The decision to keep him on will reflect well on a government that has presented a somewhat more partisan approach to political appointments than is generally liked by voters. Mr Minchin, for example, was appointed consul-general after former Labor state premier Steve Bracks was stripped of the role as soon as the Coalition won the September election.
Mr Abbott is a great admirer of the ex-Labor heavyweight regarding him as representing the best traditions of the old-style labour movement leader. Mr Beazley has supporters on both sides with many believing he is the best opposition leader in Australia's history never to become prime minister.

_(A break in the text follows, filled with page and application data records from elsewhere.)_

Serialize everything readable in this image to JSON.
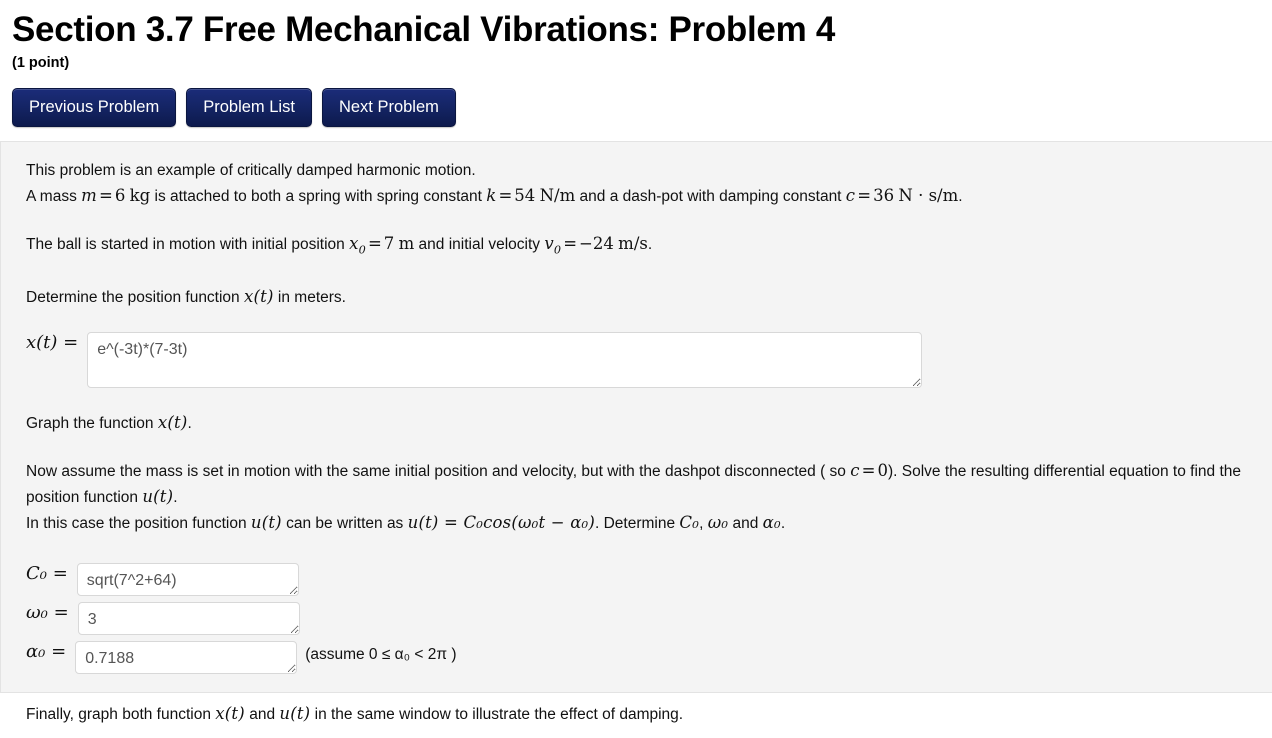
{
  "header": {
    "title": "Section 3.7 Free Mechanical Vibrations: Problem 4",
    "point_value": "(1 point)"
  },
  "nav": {
    "previous_label": "Previous Problem",
    "list_label": "Problem List",
    "next_label": "Next Problem"
  },
  "problem": {
    "intro_line": "This problem is an example of critically damped harmonic motion.",
    "setup": {
      "before_mass": "A mass ",
      "mass_symbol": "m",
      "mass_value": "6",
      "mass_unit": "kg",
      "mid_text": " is attached to both a spring with spring constant ",
      "spring_symbol": "k",
      "spring_value": "54",
      "spring_unit": "N/m",
      "after_spring": " and a dash-pot with damping constant ",
      "damping_symbol": "c",
      "damping_value": "36",
      "damping_unit": "N · s/m",
      "trailing": "."
    },
    "initial": {
      "prefix": "The ball is started in motion with initial position ",
      "x0_symbol": "x",
      "x0_sub": "0",
      "x0_value": "7",
      "x0_unit": "m",
      "middle": " and initial velocity ",
      "v0_symbol": "v",
      "v0_sub": "0",
      "v0_value": "−24",
      "v0_unit": "m/s",
      "suffix": "."
    },
    "determine_prefix": "Determine the position function ",
    "determine_fn": "x(t)",
    "determine_suffix": " in meters.",
    "graph_prefix": "Graph the function ",
    "graph_fn": "x(t)",
    "graph_suffix": ".",
    "dashpot_part1": "Now assume the mass is set in motion with the same initial position and velocity, but with the dashpot disconnected ( so ",
    "dashpot_c": "c",
    "dashpot_eq": "=",
    "dashpot_zero": "0",
    "dashpot_part2": "). Solve the resulting differential equation to find the position function ",
    "dashpot_fn": "u(t)",
    "dashpot_part3": ".",
    "formula_prefix": "In this case the position function ",
    "formula_fn": "u(t)",
    "formula_mid": " can be written as ",
    "formula_expr": "u(t) = C₀cos(ω₀t − α₀)",
    "formula_suffix": ". Determine ",
    "formula_c0": "C₀",
    "formula_comma": ", ",
    "formula_w0": "ω₀",
    "formula_and": " and ",
    "formula_a0": "α₀",
    "formula_end": ".",
    "final_prefix": "Finally, graph both function ",
    "final_fn1": "x(t)",
    "final_mid": " and ",
    "final_fn2": "u(t)",
    "final_suffix": " in the same window to illustrate the effect of damping."
  },
  "answers": {
    "xt": {
      "label": "x(t) =",
      "value": "e^(-3t)*(7-3t)",
      "placeholder": ""
    },
    "c0": {
      "label": "C₀ =",
      "value": "sqrt(7^2+64)",
      "placeholder": ""
    },
    "w0": {
      "label": "ω₀ =",
      "value": "3",
      "placeholder": ""
    },
    "a0": {
      "label": "α₀ =",
      "value": "0.7188",
      "placeholder": "",
      "assume_note": "(assume 0 ≤ α₀ < 2π )"
    }
  },
  "colors": {
    "button_blue": "#152566",
    "panel_bg": "#f4f4f4",
    "input_text": "#555555"
  }
}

But the at least 12-month extension of his appointment – the second since the Coalition came to power – also reflects another reality: that the Coalition has nobody comparable who can offer the kind of continuity and extensive contacts with the Democratic Party in Washington and particularly within the White House.
As Fairfax Media reported first, another failed opposition leader, Alexander Downer had wanted the post but has instead been appointed as High Commissioner in London, filling a job his father Sir Alec Downer once also held.
Sources in Washington suggested at the time of the London appointment that Mr Downer had been rejected for the top post of Washington because his links were limited almost exclusively to the Republican party and thus were of less use to Canberra.
Another suggestion coming from Washington was that Mr Downer's role as a board member of the Chinese telecommunications giant, Huawei, over which security services in Australia and the US harbour strong suspicions of cyber-spying, was a factor telling against his appointment in Washington.
Mr Abbott and Mr Beazley will head to the US capital on Wednesday local time for meetings with key legislators such as Speaker, John Boehner, House minority, Nancy Pelosi, and majority leader, Eric Cantor.
A meeting with likely presidential candidate Hillary Rodham Clinton looks like falling through with Ms Clinton promoting a new book, in which she observes that Julia Gillard had been subject to sexism as prime minister.
Mr Abbott would not be drawn on that subject but instead launched a major rhetorical attack on people who love jobs but "hate" the people who create those jobs.
The comments, borrowed from John F Kennedy, were presumably aimed at someone – most likely the ALP – but Mr Abbott also refused to be drawn on that.
Before leaving for DC, Mr Abbott will visit an innovative IBM-related technical school in Brooklyn in a bid to link its study-to-work pathways to the Coalition's budget ethos of earn or learn.
Mr Abbott also met UN Secretary-General Ban Ki-moon in New York on Tuesday telling the top global official that Australia appreciated the UN's "robust approach to strengthening peace keeping operations" in hot-spots around the world.
Both leaders "agreed on the valuable role of the United Nations in promoting values in support of free, liberal and democratic societies" according to official sources.
But while they agreed on these matters and on the importance of the G20 being chaired by Australia later this year, at which the UN supremo will attend, there was less enthusiasm from Australia on the international co-ordination on climate change.
With the UN Secretary-General chairing a Climate Summit in September, Mr Abbott stopped short of endorsing that process instead arguing that every country should "play its part in reducing emissions", but in a way that did not harm economic development, and therefore delicate global growth and prosperity.